Resource Sharing (RS) is a core library service, contributing to the delivery of libraries’ missions to support research and education. Resource sharing, in particular in the form of interlibrary loan (ILL) has taken place for years, providing the academic community with documents unavailable in local holdings or through online search. Crucially, however, RS goes beyond ILL by moving from being a library-centred service to a patron-centred one.
In conjunction with rapidly developing technologies that support the sharing of information and resources on behalf of library users, librarians today can facilitate access to more resources for more information seekers than ever before. Many regional, national and international library networks and associations, including IFLA and its Document Delivery and Resource Sharing Section (DDRS), have the goal of facilitating access to information that helps people to learn, create and grow.
There are many well-functioning national resource sharing networks in the world, based on different systems, either commercial or otherwise. However, these networks are siloed and making a connection between them is a very challenging endeavour.

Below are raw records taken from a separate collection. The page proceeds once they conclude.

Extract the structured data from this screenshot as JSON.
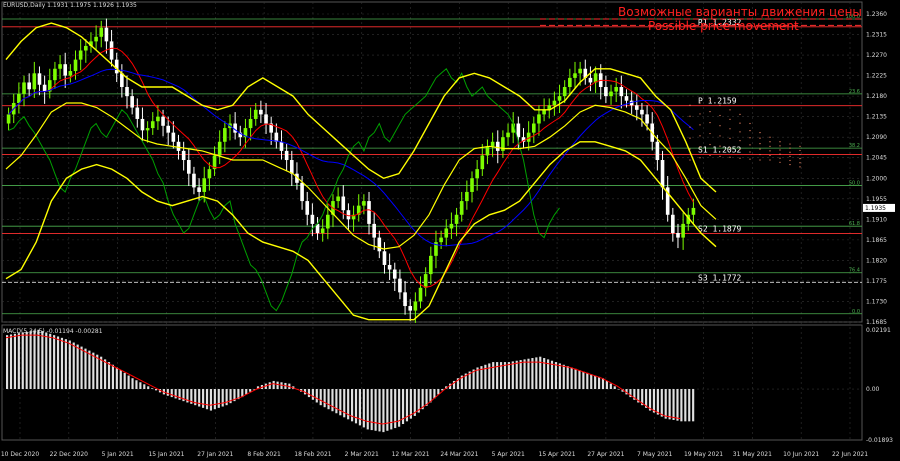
{
  "header": {
    "symbol_line": "EURUSD,Daily  1.1931 1.1975 1.1926 1.1935"
  },
  "annotations": {
    "ru": "Возможные варианты движения цены",
    "en": "Possible price movement"
  },
  "macd_panel": {
    "title": "MACD(5,34,5) -0.01194 -0.00281"
  },
  "colors": {
    "background": "#000000",
    "grid": "#333333",
    "bull_candle": "#7cfc00",
    "bear_candle": "#ffffff",
    "bollinger": "#ffff00",
    "kijun": "#0000ff",
    "tenkan": "#ff0000",
    "chikou": "#00a000",
    "cloud_bull": "#b0b0b0",
    "cloud_bear": "#ff8c69",
    "level_red": "#ff3030",
    "level_green": "#4caf50",
    "level_white": "#dcdcdc",
    "macd_bars": "#e0e0e0",
    "macd_signal": "#ff0000",
    "annotation": "#ff2020"
  },
  "chart_data": [
    {
      "type": "candlestick",
      "symbol": "EURUSD",
      "timeframe": "Daily",
      "ylim": [
        1.1685,
        1.236
      ],
      "y_ticks": [
        "1.2360",
        "1.2315",
        "1.2270",
        "1.2225",
        "1.2180",
        "1.2135",
        "1.2090",
        "1.2045",
        "1.2000",
        "1.1955",
        "1.1910",
        "1.1865",
        "1.1820",
        "1.1775",
        "1.1730",
        "1.1685"
      ],
      "x_ticks": [
        "10 Dec 2020",
        "22 Dec 2020",
        "5 Jan 2021",
        "15 Jan 2021",
        "27 Jan 2021",
        "8 Feb 2021",
        "18 Feb 2021",
        "2 Mar 2021",
        "12 Mar 2021",
        "24 Mar 2021",
        "5 Apr 2021",
        "15 Apr 2021",
        "27 Apr 2021",
        "7 May 2021",
        "19 May 2021",
        "31 May 2021",
        "10 Jun 2021",
        "22 Jun 2021"
      ],
      "current_price": "1.1935",
      "close_path": [
        1.214,
        1.2165,
        1.2185,
        1.221,
        1.2195,
        1.223,
        1.2205,
        1.219,
        1.2215,
        1.224,
        1.225,
        1.2225,
        1.2235,
        1.226,
        1.228,
        1.229,
        1.23,
        1.231,
        1.233,
        1.23,
        1.226,
        1.223,
        1.22,
        1.218,
        1.2155,
        1.213,
        1.2105,
        1.211,
        1.2125,
        1.2135,
        1.2115,
        1.21,
        1.208,
        1.206,
        1.204,
        1.201,
        1.198,
        1.197,
        1.2,
        1.202,
        1.205,
        1.208,
        1.211,
        1.212,
        1.21,
        1.209,
        1.211,
        1.213,
        1.215,
        1.214,
        1.212,
        1.21,
        1.208,
        1.206,
        1.204,
        1.201,
        1.199,
        1.195,
        1.192,
        1.19,
        1.188,
        1.189,
        1.192,
        1.195,
        1.196,
        1.193,
        1.191,
        1.192,
        1.194,
        1.195,
        1.19,
        1.187,
        1.184,
        1.181,
        1.18,
        1.178,
        1.175,
        1.172,
        1.171,
        1.173,
        1.176,
        1.179,
        1.183,
        1.186,
        1.187,
        1.189,
        1.19,
        1.192,
        1.195,
        1.197,
        1.2,
        1.202,
        1.205,
        1.207,
        1.208,
        1.206,
        1.209,
        1.21,
        1.212,
        1.209,
        1.208,
        1.21,
        1.212,
        1.214,
        1.215,
        1.216,
        1.217,
        1.218,
        1.22,
        1.222,
        1.223,
        1.224,
        1.222,
        1.221,
        1.223,
        1.22,
        1.218,
        1.219,
        1.22,
        1.218,
        1.217,
        1.216,
        1.215,
        1.214,
        1.212,
        1.208,
        1.204,
        1.198,
        1.192,
        1.188,
        1.187,
        1.19,
        1.192,
        1.1935
      ],
      "bollinger_upper": [
        1.226,
        1.23,
        1.233,
        1.234,
        1.233,
        1.231,
        1.228,
        1.225,
        1.222,
        1.22,
        1.22,
        1.22,
        1.218,
        1.216,
        1.215,
        1.216,
        1.22,
        1.222,
        1.22,
        1.218,
        1.214,
        1.211,
        1.208,
        1.205,
        1.202,
        1.2,
        1.201,
        1.206,
        1.212,
        1.218,
        1.222,
        1.223,
        1.222,
        1.22,
        1.218,
        1.215,
        1.215,
        1.217,
        1.221,
        1.224,
        1.224,
        1.223,
        1.222,
        1.218,
        1.215,
        1.208,
        1.2,
        1.197
      ],
      "bollinger_lower": [
        1.178,
        1.18,
        1.186,
        1.195,
        1.2,
        1.202,
        1.203,
        1.202,
        1.2,
        1.197,
        1.195,
        1.194,
        1.195,
        1.196,
        1.195,
        1.192,
        1.188,
        1.186,
        1.185,
        1.184,
        1.182,
        1.178,
        1.174,
        1.17,
        1.169,
        1.169,
        1.169,
        1.169,
        1.172,
        1.179,
        1.186,
        1.19,
        1.192,
        1.193,
        1.195,
        1.199,
        1.203,
        1.206,
        1.208,
        1.208,
        1.207,
        1.206,
        1.204,
        1.2,
        1.196,
        1.192,
        1.188,
        1.185
      ],
      "levels": [
        {
          "name": "R1",
          "label": "R1  1.2332",
          "value": 1.2332,
          "color": "#ff3030"
        },
        {
          "name": "P",
          "label": "P  1.2159",
          "value": 1.2159,
          "color": "#ff3030"
        },
        {
          "name": "S1",
          "label": "S1  1.2052",
          "value": 1.2052,
          "color": "#ff3030"
        },
        {
          "name": "S2",
          "label": "S2  1.1879",
          "value": 1.1879,
          "color": "#ff3030"
        },
        {
          "name": "S3",
          "label": "S3  1.1772",
          "value": 1.1772,
          "color": "#dcdcdc"
        }
      ],
      "fib_levels": [
        {
          "label": "100.0",
          "value": 1.2349
        },
        {
          "label": "23.6",
          "value": 1.2185
        },
        {
          "label": "38.2",
          "value": 1.2066
        },
        {
          "label": "50.0",
          "value": 1.1984
        },
        {
          "label": "61.8",
          "value": 1.1895
        },
        {
          "label": "76.4",
          "value": 1.1793
        },
        {
          "label": "0.0",
          "value": 1.1703
        }
      ]
    },
    {
      "type": "bar",
      "name": "MACD(5,34,5)",
      "value_main": "-0.01194",
      "value_signal": "-0.00281",
      "ylim": [
        -0.01893,
        0.02191
      ],
      "y_ticks": [
        "0.02191",
        "0.00",
        "-0.01893"
      ],
      "histogram_path": [
        0.02,
        0.021,
        0.022,
        0.02,
        0.018,
        0.015,
        0.012,
        0.008,
        0.004,
        0.001,
        -0.002,
        -0.004,
        -0.006,
        -0.008,
        -0.006,
        -0.003,
        0.001,
        0.003,
        0.002,
        -0.002,
        -0.006,
        -0.009,
        -0.012,
        -0.015,
        -0.016,
        -0.014,
        -0.01,
        -0.005,
        0.001,
        0.005,
        0.008,
        0.01,
        0.01,
        0.011,
        0.012,
        0.01,
        0.008,
        0.006,
        0.004,
        0.0,
        -0.004,
        -0.008,
        -0.011,
        -0.012
      ],
      "signal_path": [
        0.019,
        0.02,
        0.02,
        0.019,
        0.017,
        0.014,
        0.011,
        0.008,
        0.005,
        0.002,
        -0.001,
        -0.003,
        -0.005,
        -0.006,
        -0.005,
        -0.003,
        0.0,
        0.002,
        0.001,
        -0.001,
        -0.004,
        -0.007,
        -0.01,
        -0.012,
        -0.013,
        -0.012,
        -0.009,
        -0.005,
        0.0,
        0.004,
        0.007,
        0.008,
        0.009,
        0.01,
        0.01,
        0.009,
        0.008,
        0.006,
        0.004,
        0.001,
        -0.003,
        -0.007,
        -0.01,
        -0.011
      ]
    }
  ]
}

As the COVID-19 pandemic spread, it made clear the need for even more resource sharing across the world. RSCVD connects library workers with libraries in need to create a global resource sharing emergency response network. It deals with requests for any textual materials which can be delivered electronically. Without the possibility to access physical collections, the volunteer lending libraries therefore find available electronic resources and supply them, as far as their usage licenses allow. In short, RSCVD has led to the creation of a shared tool that connects libraries around the world and fills gaps left by existing resource sharing systems/networks.

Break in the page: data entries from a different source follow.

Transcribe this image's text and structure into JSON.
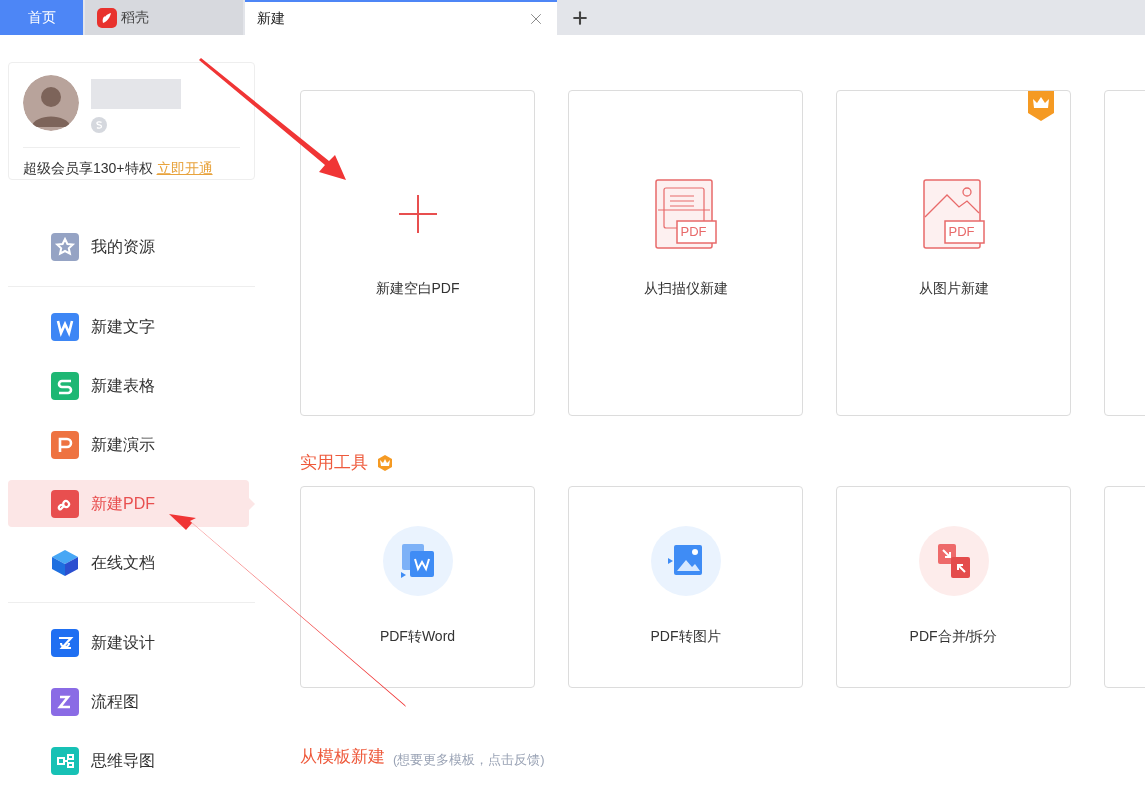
{
  "tabs": [
    {
      "kind": "home",
      "label": "首页",
      "selected": false
    },
    {
      "kind": "docer",
      "label": "稻壳",
      "selected": false
    },
    {
      "kind": "doc",
      "label": "新建",
      "selected": true
    }
  ],
  "profile": {
    "promo": "超级会员享130+特权",
    "link": "立即开通"
  },
  "sidebar": {
    "groups": [
      [
        {
          "kind": "star",
          "label": "我的资源",
          "selected": false
        }
      ],
      [
        {
          "kind": "word",
          "label": "新建文字",
          "selected": false
        },
        {
          "kind": "sheet",
          "label": "新建表格",
          "selected": false
        },
        {
          "kind": "ppt",
          "label": "新建演示",
          "selected": false
        },
        {
          "kind": "pdf",
          "label": "新建PDF",
          "selected": true
        },
        {
          "kind": "cloud",
          "label": "在线文档",
          "selected": false
        }
      ],
      [
        {
          "kind": "design",
          "label": "新建设计",
          "selected": false
        },
        {
          "kind": "flow",
          "label": "流程图",
          "selected": false
        },
        {
          "kind": "mind",
          "label": "思维导图",
          "selected": false
        }
      ]
    ]
  },
  "create_cards": [
    {
      "kind": "plus",
      "label": "新建空白PDF",
      "vip": false
    },
    {
      "kind": "scan",
      "tag": "PDF",
      "label": "从扫描仪新建",
      "vip": false
    },
    {
      "kind": "image",
      "tag": "PDF",
      "label": "从图片新建",
      "vip": true
    }
  ],
  "tools": {
    "title": "实用工具",
    "vip": true,
    "cards": [
      {
        "kind": "toword",
        "label": "PDF转Word"
      },
      {
        "kind": "toimage",
        "label": "PDF转图片"
      },
      {
        "kind": "merge",
        "label": "PDF合并/拆分"
      }
    ]
  },
  "templates": {
    "title": "从模板新建",
    "hint": "(想要更多模板，点击反馈)"
  }
}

Building on the very valuable experience of international resource sharing practice accumulated through the RSCVD initiative, HERMES aims at reinforcing the RSCVD initiative, ensuring its sustainability and long-lasting impact, and developing a reliable international resource sharing platform based on new software.
HERMES also aims at stimulating a comprehensive reflection, involving the worldwide information community, about the meaning of digital resource sharing and practices, including understanding how to benefit from Open Access, which makes a large number of documents and information freely available on the internet.
With this purpose, HERMES produced the publication “Document Delivery and Resource Sharing: Global Perspectives”, an overview of where things stand today with resource sharing, including key trends, challenges, opportunities, and priorities. The publication seeks to address international resource sharing, exploring the current state of European and international resource sharing systems and the governing laws and regulations and includes case studies and best practices from various countries. It is licensed under the Creative Commons Attribution 4.0 International (CC BY 4.0) license.